*** Begin section ***

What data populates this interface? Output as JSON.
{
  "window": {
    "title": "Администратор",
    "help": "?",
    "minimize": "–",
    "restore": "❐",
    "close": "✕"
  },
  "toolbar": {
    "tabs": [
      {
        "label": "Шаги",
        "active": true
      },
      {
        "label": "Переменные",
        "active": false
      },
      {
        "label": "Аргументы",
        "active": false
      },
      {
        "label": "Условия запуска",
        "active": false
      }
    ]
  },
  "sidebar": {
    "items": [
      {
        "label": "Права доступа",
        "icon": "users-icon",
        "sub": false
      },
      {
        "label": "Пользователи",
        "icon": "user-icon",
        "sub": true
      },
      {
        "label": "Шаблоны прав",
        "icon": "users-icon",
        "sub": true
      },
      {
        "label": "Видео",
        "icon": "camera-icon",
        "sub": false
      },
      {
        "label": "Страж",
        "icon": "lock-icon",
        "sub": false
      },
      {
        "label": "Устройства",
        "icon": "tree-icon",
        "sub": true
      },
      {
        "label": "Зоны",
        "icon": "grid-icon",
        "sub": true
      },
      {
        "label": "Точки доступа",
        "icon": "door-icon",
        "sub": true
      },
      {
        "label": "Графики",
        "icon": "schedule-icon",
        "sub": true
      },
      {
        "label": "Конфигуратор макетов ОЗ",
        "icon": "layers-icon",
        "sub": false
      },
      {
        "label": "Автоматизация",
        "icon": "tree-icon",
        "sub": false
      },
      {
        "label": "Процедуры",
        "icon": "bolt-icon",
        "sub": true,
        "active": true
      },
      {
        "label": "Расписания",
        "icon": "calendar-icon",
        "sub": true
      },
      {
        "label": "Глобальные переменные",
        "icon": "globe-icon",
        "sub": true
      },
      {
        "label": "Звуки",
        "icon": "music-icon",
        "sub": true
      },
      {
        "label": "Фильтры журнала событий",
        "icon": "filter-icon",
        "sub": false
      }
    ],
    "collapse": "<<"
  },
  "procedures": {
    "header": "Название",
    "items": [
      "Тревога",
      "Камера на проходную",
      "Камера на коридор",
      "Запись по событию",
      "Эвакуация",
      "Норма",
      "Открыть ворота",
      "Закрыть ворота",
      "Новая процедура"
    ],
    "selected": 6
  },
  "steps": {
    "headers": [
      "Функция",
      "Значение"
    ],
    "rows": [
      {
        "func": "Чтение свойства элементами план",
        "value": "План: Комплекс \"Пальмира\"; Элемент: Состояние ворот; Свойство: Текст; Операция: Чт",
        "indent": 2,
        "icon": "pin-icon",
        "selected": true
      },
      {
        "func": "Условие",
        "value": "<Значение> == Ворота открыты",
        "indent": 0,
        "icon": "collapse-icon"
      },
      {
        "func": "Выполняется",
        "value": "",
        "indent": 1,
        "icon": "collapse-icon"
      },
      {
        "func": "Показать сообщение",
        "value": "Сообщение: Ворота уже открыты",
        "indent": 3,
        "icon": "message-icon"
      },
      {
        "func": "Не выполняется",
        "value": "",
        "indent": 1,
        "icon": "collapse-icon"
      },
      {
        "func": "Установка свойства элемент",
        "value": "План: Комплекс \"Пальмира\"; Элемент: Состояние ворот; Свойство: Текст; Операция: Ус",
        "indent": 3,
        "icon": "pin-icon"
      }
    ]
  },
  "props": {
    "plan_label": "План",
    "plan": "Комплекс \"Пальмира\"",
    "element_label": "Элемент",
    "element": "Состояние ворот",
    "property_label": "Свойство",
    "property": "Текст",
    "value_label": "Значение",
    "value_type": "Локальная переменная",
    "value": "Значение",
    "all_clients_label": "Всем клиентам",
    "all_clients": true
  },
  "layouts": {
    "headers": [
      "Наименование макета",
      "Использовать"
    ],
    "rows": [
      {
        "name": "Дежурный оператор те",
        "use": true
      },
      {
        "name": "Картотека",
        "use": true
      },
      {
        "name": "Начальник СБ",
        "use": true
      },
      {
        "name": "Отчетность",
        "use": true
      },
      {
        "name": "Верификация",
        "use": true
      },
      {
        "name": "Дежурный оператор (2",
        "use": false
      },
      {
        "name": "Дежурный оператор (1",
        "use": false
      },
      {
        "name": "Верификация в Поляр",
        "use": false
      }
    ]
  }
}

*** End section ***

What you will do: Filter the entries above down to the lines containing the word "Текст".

Task output:
        "value": "План: Комплекс \"Пальмира\"; Элемент: Состояние ворот; Свойство: Текст; Операция: Чт",
        "value": "План: Комплекс \"Пальмира\"; Элемент: Состояние ворот; Свойство: Текст; Операция: Ус",
    "property": "Текст",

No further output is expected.